## DATA FOR PROCESSING
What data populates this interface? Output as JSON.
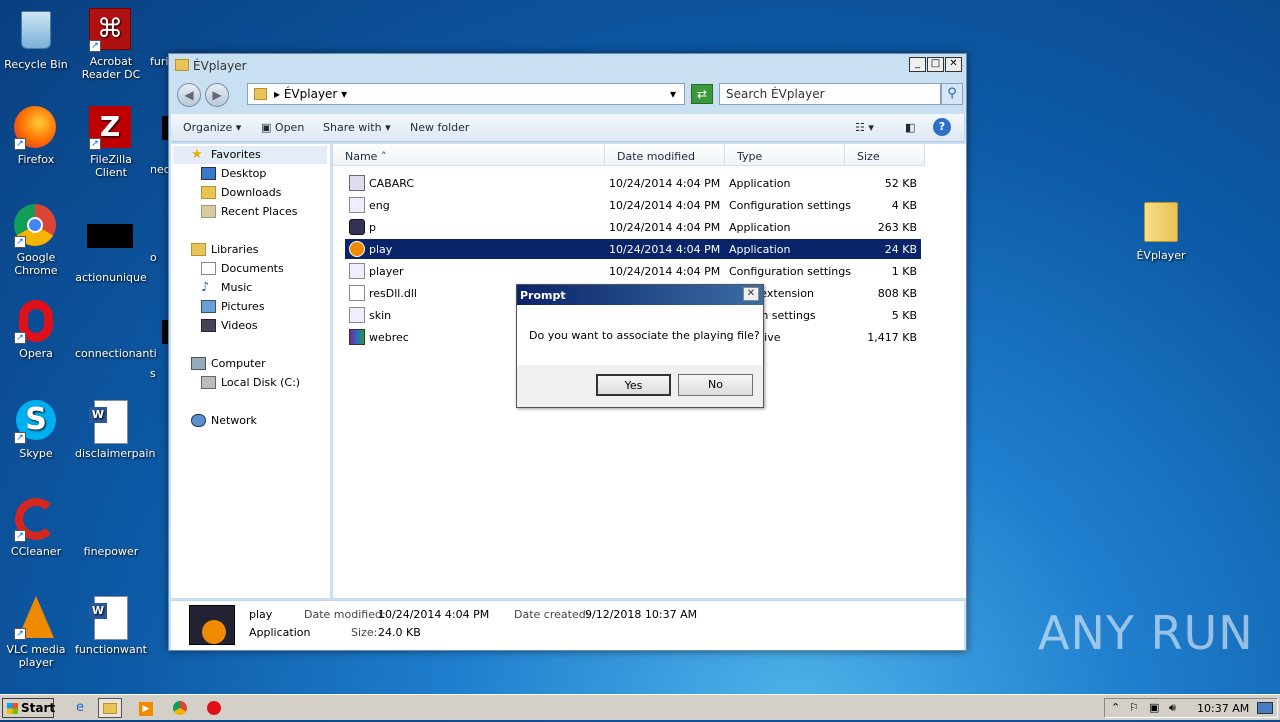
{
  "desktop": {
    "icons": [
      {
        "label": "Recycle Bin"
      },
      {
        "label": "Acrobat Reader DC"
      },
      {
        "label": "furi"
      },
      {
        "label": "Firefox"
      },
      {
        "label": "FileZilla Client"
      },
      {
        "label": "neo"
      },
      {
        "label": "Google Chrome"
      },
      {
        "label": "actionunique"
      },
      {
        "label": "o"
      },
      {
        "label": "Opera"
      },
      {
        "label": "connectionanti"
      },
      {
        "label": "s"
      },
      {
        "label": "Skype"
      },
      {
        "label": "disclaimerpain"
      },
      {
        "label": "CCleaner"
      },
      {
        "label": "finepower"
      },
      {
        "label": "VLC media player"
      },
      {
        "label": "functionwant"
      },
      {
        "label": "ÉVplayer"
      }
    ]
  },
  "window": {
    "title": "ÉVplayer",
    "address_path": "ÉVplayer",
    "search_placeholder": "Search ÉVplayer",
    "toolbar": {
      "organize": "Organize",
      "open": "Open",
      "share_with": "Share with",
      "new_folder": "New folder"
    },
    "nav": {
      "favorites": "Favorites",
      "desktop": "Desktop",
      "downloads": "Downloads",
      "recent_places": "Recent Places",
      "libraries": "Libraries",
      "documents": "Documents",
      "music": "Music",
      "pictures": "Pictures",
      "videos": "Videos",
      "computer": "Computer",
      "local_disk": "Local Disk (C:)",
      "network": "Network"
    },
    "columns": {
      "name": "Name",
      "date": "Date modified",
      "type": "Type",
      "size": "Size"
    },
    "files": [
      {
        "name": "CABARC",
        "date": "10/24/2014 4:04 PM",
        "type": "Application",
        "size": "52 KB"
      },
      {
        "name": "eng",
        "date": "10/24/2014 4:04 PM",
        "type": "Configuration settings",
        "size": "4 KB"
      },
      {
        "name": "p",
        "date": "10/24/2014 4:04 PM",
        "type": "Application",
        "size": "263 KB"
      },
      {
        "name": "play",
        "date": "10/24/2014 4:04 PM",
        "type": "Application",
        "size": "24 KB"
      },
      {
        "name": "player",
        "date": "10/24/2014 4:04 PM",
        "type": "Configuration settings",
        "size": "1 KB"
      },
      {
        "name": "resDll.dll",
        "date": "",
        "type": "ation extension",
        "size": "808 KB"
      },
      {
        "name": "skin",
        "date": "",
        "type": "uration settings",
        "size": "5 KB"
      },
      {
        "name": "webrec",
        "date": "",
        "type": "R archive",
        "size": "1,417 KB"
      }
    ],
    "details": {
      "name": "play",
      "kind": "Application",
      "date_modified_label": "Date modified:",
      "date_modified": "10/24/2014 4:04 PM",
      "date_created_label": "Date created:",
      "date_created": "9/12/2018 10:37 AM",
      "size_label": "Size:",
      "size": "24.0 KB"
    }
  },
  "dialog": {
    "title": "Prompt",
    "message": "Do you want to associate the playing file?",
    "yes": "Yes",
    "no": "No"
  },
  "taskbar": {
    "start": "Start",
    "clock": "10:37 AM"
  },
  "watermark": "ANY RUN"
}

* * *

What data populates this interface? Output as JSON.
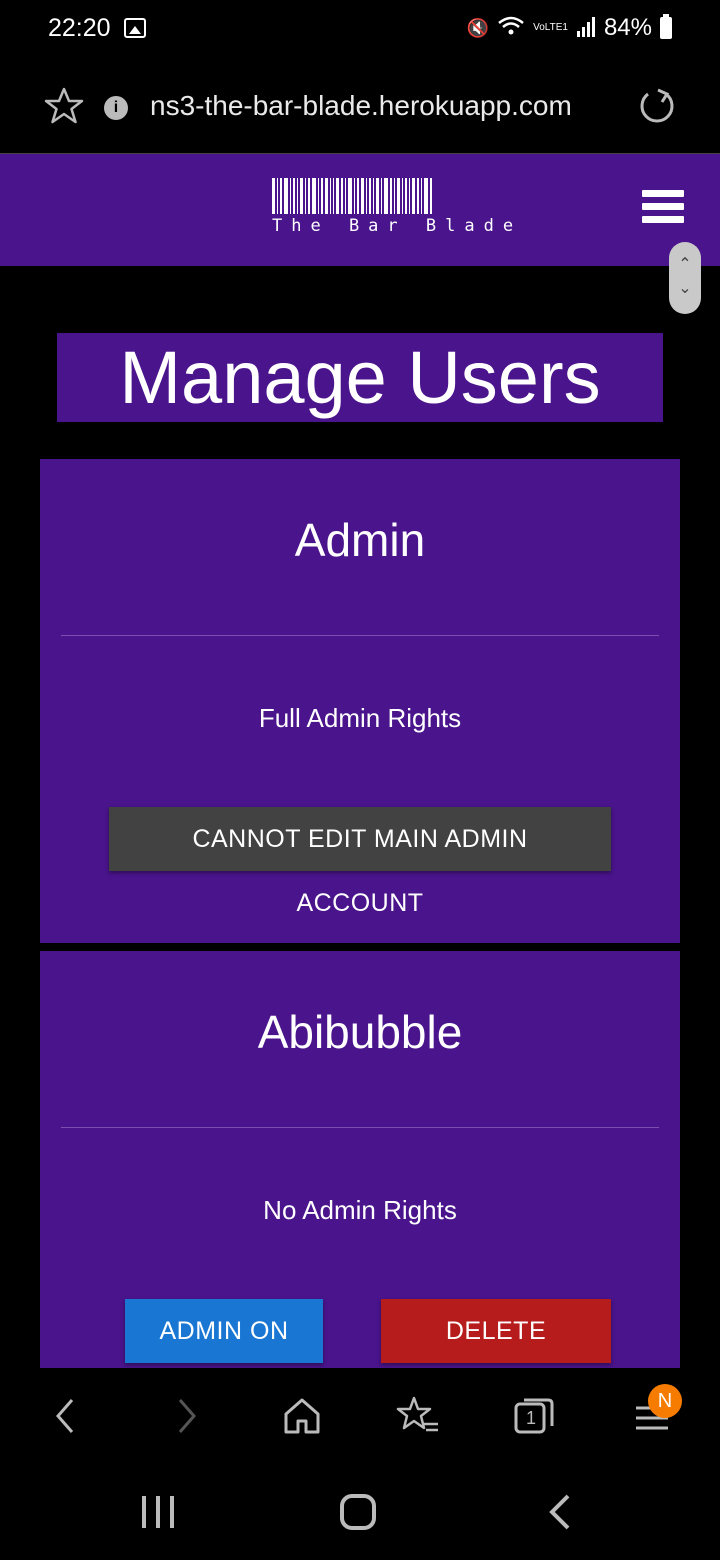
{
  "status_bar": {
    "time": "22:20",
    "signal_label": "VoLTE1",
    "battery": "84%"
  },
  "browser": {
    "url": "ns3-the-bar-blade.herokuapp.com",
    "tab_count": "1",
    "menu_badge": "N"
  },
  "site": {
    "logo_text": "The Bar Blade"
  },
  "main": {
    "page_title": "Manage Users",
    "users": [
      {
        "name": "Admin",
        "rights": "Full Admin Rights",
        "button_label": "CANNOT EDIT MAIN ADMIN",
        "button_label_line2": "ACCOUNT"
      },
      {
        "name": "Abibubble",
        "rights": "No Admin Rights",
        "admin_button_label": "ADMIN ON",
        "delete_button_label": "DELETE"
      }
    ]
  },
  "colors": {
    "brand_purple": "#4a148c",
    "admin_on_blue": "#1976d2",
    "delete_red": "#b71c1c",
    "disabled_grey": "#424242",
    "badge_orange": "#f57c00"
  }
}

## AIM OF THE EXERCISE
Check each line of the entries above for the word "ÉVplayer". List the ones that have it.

## TASK ANSWER
        "label": "ÉVplayer"
    "title": "ÉVplayer",
    "address_path": "ÉVplayer",
    "search_placeholder": "Search ÉVplayer",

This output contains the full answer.